EXERCISE GOAL:
Each line below must be set down exactly as it stands.

DATA SUPPLIED:
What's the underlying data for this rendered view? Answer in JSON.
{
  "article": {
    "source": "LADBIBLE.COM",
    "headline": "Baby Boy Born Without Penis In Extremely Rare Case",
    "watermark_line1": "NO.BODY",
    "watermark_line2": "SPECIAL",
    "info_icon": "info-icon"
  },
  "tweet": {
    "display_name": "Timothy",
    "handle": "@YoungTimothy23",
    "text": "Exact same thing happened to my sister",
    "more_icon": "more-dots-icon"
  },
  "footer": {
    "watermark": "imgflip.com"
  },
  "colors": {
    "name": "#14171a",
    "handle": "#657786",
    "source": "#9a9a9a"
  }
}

TASK SOLUTION:
What's the underlying data for this rendered view? Answer in JSON.
{
  "article": {
    "source": "LADBIBLE.COM",
    "headline": "Baby Boy Born Without Penis In Extremely Rare Case",
    "watermark_line1": "NO.BODY",
    "watermark_line2": "SPECIAL",
    "info_icon": "info-icon"
  },
  "tweet": {
    "display_name": "Timothy",
    "handle": "@YoungTimothy23",
    "text": "Exact same thing happened to my sister",
    "more_icon": "more-dots-icon"
  },
  "footer": {
    "watermark": "imgflip.com"
  },
  "colors": {
    "name": "#14171a",
    "handle": "#657786",
    "source": "#9a9a9a"
  }
}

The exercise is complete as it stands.